designed to preserve evidence that might be destroyed or that
could disappear. I am of the view that its true purpose was to
destroy the livelihood of the Defendant, deny him the financial
resources to finance a defence to the claim made against him,
and to provide an opportunity for discovery of the Defendant in
circumstances where none of the procedural safeguards of our
civil justice system could be engaged.
Well, no shit. Torrentfreak shows a transcript of the lawyer for the TV
companies just flat out admitting that the strategy was to "neutralize"
Justice: And on the next page, paragraph 5, so the experts would
deactivate the TV Add-ons domains and sub-domains, so you really
want to neutralize the Defendant's operations?
Lawyer for the Plaintiffs: Yeah, completely.
Lawyer for the Plaintiffs: Yeah.
Justice: So it's more than saying you're enjoined of not operating or
communicating, you really want to neutralize the guy.
Lawyer for the Plaintiffs: Yeah, completely, that's for sure.
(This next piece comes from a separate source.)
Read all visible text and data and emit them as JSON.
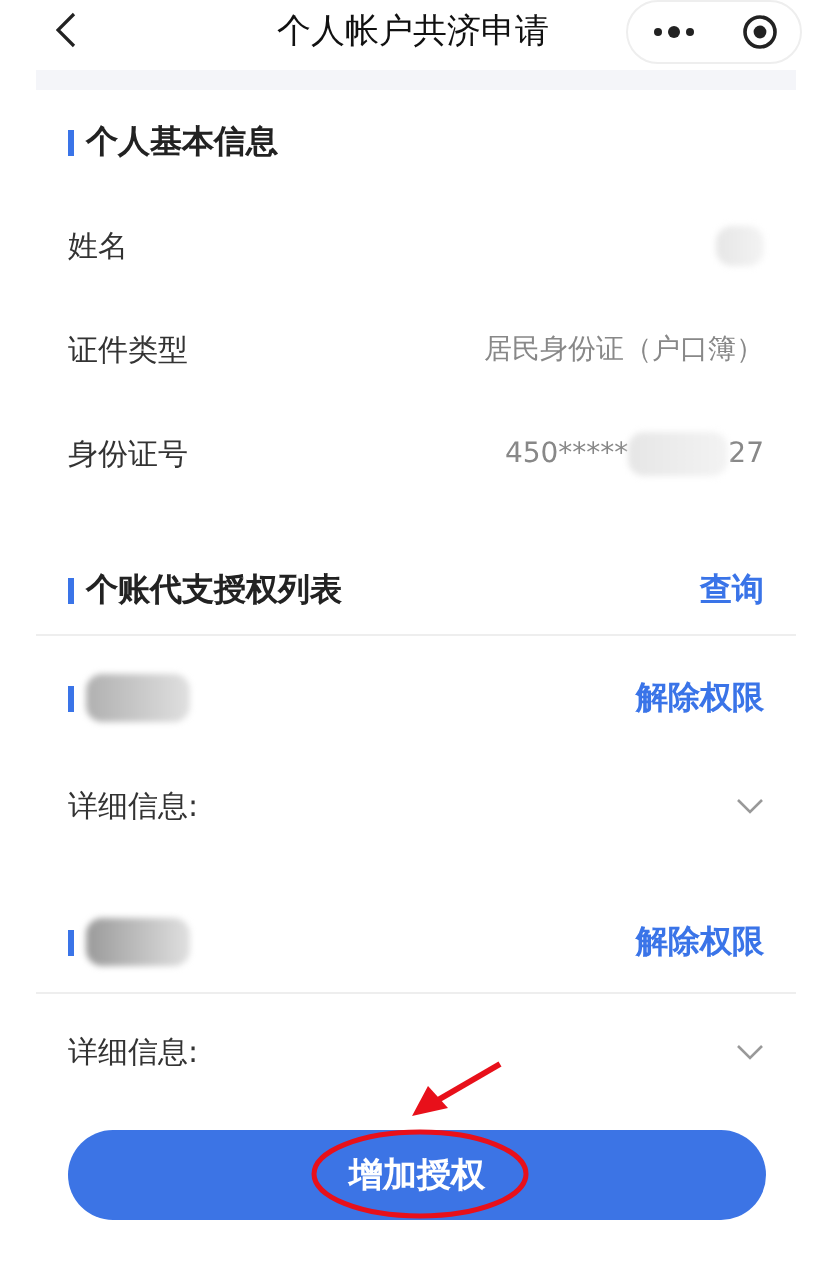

Yeah.
We use his passwords, we shut down everything, we change the
password and we change everything and it cannot be reactivated
by him or someone else. That's the goal.
And that's what happened... until the court reversed the order and demanded
they give everything back. But... in the meantime, how the hell is that
allowed? The raid happened back on June 12th, and Lackman couldn't even
talk about it until last week.
Incredibly, after getting slammed by this judge on June 29th, the TV
companies appealed and asked to be able to keep all the access to Lackman's
stuff. And that's where things are right now. The TV companies get to keep
everything and Lackman has nothing... at least until there's a ruling on
the appeal, and there won't even be a hearing on that for a few months.
Lackman has set up a crowdfunding campaign in the meantime.
This entire story is shocking, but fits within a rather unfortunate theme
that we see all too frequently around copyright. Legacy companies assume
the absolute worst -- and assume that because there's some infringement
somewhere everything must be wiped out and that it's blindingly obvious
that they should be allowed to go in and basically destroy everything. It's
the same sort of attitude that happened with the ridiculous "raid" on Kim
Dotcom's mansion five years ago -- where Hollywood folks had spent so many
years hyping up how Dotcom was a Hollywood-style evil villain that,
clearly, they needed to bring in the FBI and special forces to raid his
house with heavy weaponry and grab everything.
Over and over again, they seem to think that a little copyright
infringement happening somewhere means they should now be free to destroy
everything. It's quite incredible.